, shape = (n_samples,)
Examples
>>> import matplotlib.pyplot as plt >>> from sksurv.datasets import load_whas500 >>> from sksurv.ensemble import ComponentwiseGradientBoostingSurvivalAnalysis
Load the data.
>>> X, y = load_whas500() >>> X = X.astype(float)
Fit the model.
>>> estimator = ComponentwiseGradientBoostingSurvivalAnalysis(loss="coxph").fit(X, y)
Estimate the cumulative hazard function for the first 10 samples.
>>> chf_funcs = estimator.predict_cumulative_hazard_function(X.iloc[:10])
Plot the estimated cumulative hazard functions.
>>> for fn in chf_funcs: ... plt.step(fn.x, fn(fn.x), where="post") ... >>> plt.ylim(0, 1) >>> plt.show()

predict_survival_function
(X)[source]¶ Predict survival function.
Only available if
fit()
has been called with loss = “coxph”.The survival function for an individual with feature vector \(x\) is defined as
\[S(t \mid x) = S_0(t)^{\exp(f(x)} ,\]where \(f(\cdot)\) is the additive ensemble of base learners, and \(S_0(t)\) is the baseline survival function, estimated by Breslow’s estimator.
 Parameters
X (arraylike, shape = (n_samples, n_features)) – Data matrix.
 Returns
survival – Predicted survival functions.
 Return type
ndarray of
sksurv.functions.StepFunction
, shape = (n_samples,)
Examples
>>> import matplotlib.pyplot as plt >>> from sksurv.datasets import load_whas500 >>> from sksurv.ensemble import ComponentwiseGradientBoostingSurvivalAnalysis
Load the data.
>>> X, y = load_whas500() >>> X = X.astype(float)
Fit the model.
>>> estimator = ComponentwiseGradientBoostingSurvivalAnalysis(loss="coxph").fit(X, y)
Estimate the survival function for the first 10 samples.
>>> surv_funcs = estimator.predict_survival_function(X.iloc[:10])
Plot the estimated survival functions.

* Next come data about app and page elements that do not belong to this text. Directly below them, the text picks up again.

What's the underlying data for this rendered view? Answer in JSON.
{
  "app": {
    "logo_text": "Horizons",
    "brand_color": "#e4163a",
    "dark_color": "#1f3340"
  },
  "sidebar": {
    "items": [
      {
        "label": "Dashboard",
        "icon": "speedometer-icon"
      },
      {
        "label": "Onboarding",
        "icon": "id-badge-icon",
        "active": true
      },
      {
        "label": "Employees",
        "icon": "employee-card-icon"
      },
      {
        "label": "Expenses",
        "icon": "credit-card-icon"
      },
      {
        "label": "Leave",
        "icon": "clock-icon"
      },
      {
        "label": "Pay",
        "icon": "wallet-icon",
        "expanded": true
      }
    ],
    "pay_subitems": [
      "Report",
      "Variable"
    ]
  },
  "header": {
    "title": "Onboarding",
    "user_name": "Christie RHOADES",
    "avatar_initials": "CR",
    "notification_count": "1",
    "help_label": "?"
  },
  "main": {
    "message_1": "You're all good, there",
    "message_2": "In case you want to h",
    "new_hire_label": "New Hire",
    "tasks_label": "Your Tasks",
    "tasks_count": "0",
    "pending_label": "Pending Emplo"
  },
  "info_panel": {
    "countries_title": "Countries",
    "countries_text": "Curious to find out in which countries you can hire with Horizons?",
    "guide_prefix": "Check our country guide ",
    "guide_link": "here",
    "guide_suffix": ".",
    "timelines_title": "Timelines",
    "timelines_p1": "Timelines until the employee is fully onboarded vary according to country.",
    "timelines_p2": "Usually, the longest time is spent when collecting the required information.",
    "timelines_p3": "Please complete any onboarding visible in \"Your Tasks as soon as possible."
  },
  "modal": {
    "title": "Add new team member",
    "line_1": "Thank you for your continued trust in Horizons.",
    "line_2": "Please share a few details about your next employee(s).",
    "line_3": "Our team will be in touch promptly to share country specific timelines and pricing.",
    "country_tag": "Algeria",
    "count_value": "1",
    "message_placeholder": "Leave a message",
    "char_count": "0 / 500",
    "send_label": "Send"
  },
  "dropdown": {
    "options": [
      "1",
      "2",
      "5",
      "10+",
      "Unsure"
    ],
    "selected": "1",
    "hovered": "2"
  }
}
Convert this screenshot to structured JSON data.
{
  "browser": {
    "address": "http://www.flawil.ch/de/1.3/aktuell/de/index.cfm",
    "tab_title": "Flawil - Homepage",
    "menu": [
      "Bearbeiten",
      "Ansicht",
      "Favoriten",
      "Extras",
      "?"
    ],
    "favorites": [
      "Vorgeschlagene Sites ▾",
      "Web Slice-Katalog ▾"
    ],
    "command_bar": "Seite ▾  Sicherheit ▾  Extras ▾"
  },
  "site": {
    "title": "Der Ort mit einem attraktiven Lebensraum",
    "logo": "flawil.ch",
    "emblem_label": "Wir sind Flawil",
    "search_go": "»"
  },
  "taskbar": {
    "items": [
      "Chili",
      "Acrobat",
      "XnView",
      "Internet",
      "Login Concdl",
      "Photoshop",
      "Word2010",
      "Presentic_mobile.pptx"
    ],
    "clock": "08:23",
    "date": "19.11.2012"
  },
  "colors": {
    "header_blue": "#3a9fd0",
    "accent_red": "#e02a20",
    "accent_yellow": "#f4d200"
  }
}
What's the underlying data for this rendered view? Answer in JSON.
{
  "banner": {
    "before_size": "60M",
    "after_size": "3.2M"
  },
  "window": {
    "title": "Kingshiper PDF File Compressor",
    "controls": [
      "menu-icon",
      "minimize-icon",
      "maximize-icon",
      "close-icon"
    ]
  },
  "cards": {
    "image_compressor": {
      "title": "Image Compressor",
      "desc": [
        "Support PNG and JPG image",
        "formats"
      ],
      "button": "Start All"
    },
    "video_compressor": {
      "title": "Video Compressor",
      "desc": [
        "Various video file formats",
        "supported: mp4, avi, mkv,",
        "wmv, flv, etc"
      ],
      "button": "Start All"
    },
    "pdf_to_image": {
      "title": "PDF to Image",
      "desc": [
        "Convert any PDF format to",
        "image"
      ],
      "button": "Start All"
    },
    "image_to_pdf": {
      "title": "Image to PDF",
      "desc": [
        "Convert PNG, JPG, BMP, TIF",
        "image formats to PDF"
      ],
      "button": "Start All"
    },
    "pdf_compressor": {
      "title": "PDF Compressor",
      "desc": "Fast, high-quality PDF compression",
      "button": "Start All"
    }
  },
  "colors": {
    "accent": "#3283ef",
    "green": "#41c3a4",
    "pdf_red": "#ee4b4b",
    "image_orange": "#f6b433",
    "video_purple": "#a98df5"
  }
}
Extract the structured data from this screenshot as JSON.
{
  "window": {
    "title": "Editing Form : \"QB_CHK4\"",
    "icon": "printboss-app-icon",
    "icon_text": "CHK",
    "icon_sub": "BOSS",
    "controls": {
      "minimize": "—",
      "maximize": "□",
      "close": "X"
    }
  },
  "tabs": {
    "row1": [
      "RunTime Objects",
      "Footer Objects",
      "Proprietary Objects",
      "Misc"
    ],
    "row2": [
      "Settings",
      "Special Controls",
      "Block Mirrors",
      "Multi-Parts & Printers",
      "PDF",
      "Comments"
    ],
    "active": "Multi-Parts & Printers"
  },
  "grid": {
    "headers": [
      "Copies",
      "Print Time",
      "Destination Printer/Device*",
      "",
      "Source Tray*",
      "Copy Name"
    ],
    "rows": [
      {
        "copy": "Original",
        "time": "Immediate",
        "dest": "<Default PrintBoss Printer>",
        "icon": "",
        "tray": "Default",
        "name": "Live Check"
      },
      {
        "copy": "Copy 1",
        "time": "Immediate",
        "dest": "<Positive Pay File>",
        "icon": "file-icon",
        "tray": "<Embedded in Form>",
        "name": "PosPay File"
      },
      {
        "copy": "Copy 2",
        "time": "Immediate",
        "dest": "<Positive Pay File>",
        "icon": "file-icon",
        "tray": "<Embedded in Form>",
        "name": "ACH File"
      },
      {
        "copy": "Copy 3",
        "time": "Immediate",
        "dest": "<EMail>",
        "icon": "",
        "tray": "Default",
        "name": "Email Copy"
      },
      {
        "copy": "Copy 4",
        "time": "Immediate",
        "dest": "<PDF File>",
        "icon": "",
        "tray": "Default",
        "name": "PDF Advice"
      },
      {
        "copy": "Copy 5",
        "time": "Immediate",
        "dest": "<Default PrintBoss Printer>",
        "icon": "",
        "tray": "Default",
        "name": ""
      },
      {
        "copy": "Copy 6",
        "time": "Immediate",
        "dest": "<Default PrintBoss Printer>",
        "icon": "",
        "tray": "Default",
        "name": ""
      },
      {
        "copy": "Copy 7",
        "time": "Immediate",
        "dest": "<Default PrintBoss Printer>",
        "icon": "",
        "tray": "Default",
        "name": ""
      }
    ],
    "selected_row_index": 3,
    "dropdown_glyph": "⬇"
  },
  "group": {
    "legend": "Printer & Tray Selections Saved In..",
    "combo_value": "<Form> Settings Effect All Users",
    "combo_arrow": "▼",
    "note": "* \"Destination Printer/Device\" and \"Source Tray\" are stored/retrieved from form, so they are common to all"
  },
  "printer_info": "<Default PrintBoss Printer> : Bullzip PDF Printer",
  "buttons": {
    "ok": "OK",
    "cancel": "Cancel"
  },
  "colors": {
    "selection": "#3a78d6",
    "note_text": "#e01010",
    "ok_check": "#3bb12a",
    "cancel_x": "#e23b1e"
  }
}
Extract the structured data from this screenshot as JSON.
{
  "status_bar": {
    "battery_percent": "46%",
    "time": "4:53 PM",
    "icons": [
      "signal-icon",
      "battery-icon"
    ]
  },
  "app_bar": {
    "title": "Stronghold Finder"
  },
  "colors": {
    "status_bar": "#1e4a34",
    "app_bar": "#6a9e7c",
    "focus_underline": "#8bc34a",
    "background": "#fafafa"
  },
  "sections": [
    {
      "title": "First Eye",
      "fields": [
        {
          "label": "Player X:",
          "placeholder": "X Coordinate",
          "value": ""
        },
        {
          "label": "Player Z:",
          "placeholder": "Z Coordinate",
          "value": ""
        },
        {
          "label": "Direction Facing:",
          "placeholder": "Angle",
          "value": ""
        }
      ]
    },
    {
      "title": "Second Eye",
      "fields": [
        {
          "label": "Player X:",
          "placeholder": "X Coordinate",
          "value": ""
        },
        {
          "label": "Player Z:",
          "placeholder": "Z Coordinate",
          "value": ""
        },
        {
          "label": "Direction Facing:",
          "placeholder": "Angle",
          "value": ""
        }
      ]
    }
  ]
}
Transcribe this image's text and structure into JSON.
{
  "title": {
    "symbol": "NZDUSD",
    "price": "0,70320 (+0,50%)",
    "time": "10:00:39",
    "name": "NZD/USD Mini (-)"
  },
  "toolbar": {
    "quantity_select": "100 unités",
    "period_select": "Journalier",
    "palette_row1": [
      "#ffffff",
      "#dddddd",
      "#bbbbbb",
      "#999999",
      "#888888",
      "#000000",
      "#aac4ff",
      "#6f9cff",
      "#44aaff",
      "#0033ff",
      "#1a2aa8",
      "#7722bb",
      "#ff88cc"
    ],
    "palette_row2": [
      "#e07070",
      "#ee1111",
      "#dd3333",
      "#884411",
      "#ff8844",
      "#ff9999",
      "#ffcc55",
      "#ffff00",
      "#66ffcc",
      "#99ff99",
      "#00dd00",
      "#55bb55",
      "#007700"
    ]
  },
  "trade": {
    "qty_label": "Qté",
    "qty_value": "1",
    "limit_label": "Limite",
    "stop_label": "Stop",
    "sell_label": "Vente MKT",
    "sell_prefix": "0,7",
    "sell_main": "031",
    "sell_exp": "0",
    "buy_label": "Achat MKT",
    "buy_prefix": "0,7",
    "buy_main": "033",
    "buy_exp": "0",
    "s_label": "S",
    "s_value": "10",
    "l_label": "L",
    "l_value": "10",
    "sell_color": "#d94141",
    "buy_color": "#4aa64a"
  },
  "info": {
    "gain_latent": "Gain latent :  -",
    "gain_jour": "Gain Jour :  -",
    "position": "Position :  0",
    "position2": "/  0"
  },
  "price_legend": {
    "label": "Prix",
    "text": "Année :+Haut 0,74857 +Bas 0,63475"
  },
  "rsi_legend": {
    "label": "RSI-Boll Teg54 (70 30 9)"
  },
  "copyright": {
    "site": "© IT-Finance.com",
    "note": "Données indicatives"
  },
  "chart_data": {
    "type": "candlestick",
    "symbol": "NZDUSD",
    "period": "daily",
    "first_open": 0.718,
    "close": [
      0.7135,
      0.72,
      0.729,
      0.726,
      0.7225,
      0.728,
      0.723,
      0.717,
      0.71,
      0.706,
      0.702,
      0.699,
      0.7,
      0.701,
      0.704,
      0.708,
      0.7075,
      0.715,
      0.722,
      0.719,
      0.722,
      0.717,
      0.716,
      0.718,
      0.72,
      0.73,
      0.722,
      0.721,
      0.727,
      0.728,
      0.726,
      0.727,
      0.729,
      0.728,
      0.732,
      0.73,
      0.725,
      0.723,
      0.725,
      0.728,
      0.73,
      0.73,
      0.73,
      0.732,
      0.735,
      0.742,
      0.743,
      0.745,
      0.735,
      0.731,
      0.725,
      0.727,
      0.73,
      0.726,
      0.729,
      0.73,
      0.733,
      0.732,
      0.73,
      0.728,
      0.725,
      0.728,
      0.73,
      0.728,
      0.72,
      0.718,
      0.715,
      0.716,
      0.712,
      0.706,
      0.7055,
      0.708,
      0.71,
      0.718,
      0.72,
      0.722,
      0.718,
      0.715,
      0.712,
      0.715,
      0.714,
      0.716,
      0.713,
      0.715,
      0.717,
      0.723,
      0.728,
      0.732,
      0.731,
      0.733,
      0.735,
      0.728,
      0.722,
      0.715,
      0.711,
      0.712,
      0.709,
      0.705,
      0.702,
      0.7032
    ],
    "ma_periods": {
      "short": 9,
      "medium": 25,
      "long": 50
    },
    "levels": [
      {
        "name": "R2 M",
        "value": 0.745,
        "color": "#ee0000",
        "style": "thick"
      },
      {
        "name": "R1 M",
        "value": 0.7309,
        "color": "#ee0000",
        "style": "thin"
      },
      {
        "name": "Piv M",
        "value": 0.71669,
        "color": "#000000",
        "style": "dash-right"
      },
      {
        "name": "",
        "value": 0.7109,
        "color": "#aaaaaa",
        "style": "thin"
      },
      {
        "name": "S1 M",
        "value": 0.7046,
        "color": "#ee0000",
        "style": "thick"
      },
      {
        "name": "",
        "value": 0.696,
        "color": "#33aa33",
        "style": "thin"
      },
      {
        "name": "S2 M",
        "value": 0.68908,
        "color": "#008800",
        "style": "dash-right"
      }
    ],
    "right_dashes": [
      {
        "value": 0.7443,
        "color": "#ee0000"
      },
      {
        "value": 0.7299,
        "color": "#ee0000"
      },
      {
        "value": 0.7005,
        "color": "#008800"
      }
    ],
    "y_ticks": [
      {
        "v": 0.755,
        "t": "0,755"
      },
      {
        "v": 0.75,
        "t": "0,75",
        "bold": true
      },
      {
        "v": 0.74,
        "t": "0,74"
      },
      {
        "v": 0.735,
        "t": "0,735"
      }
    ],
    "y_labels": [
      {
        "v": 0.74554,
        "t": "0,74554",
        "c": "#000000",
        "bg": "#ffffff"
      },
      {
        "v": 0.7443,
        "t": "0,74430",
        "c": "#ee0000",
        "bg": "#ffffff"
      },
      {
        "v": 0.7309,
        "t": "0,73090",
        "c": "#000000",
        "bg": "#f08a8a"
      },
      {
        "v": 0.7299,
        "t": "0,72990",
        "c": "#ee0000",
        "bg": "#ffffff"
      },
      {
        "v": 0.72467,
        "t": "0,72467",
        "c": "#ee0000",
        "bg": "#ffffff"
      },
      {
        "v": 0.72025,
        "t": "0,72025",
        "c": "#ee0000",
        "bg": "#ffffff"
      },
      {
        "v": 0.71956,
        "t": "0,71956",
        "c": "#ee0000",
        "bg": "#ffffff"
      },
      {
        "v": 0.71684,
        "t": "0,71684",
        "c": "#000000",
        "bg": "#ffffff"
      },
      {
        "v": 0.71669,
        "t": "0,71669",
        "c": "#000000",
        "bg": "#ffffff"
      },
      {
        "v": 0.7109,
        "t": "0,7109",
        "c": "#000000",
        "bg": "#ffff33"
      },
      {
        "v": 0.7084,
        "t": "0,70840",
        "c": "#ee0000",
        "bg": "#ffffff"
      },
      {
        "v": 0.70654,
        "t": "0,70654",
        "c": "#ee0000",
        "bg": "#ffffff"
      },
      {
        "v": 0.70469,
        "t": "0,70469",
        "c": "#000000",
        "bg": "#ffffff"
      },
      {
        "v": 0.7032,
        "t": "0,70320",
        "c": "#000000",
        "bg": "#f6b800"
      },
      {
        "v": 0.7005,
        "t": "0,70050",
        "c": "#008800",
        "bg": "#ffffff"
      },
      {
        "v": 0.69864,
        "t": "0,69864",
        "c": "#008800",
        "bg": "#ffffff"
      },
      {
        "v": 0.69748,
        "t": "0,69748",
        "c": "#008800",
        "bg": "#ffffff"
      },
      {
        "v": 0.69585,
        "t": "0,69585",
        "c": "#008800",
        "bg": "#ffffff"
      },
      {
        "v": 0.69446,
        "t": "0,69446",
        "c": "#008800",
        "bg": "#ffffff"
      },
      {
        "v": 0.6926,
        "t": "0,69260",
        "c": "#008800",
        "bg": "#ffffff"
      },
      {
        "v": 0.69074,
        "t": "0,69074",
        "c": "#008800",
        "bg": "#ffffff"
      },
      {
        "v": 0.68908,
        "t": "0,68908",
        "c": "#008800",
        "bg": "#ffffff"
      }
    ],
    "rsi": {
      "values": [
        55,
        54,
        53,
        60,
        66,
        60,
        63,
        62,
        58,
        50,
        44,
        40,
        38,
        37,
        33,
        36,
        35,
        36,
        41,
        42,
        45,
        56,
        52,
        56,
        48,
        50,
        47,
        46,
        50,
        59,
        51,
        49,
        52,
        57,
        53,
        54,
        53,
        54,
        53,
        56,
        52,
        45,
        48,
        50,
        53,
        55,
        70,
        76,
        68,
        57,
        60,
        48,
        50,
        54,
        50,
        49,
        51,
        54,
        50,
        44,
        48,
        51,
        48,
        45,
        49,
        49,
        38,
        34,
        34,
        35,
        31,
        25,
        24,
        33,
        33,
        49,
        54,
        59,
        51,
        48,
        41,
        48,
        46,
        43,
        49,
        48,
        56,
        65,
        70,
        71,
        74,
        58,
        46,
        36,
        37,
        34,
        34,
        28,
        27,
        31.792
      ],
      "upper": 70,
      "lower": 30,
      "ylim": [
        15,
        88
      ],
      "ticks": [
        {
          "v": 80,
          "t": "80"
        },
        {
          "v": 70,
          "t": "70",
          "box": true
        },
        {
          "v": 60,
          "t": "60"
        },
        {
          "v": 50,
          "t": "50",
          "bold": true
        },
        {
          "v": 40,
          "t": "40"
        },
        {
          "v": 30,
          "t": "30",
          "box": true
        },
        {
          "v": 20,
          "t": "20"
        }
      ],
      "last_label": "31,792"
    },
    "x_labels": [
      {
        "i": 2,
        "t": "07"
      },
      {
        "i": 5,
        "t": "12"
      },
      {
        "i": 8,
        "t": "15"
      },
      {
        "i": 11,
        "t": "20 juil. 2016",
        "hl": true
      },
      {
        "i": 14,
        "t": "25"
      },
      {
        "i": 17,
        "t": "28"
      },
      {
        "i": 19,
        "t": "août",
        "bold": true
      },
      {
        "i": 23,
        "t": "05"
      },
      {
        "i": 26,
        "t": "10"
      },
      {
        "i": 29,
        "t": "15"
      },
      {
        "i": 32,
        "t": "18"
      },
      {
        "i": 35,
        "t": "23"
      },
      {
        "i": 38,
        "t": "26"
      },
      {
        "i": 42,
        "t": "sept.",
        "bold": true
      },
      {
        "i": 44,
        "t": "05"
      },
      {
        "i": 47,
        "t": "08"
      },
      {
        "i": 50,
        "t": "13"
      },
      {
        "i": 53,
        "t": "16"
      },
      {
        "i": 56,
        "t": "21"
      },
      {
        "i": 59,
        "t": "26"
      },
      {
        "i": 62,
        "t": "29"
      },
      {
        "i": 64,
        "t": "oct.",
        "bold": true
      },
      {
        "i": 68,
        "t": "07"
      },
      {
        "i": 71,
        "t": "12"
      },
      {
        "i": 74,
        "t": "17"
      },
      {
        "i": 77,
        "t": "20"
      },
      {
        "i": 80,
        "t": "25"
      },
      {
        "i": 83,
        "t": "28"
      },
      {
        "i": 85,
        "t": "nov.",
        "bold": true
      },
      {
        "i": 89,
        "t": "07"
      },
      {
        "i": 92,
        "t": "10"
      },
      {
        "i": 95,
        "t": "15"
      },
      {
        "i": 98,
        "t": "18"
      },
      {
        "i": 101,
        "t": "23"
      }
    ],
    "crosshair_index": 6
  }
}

>>> for fn in surv_funcs: ... plt.step(fn.x, fn(fn.x), where="post") ... >>> plt.ylim(0, 1) >>> plt.show()

score
(X, y)[source]¶ Returns the concordance index of the prediction.
 Parameters
X (arraylike, shape = (n_samples, n_features)) – Test samples.
y (structured array, shape = (n_samples,)) – A structured array containing the binary event indicator as first field, and time of event or time of censoring as second field.
 Returns
cindex – Estimated concordance index.
 Return type
float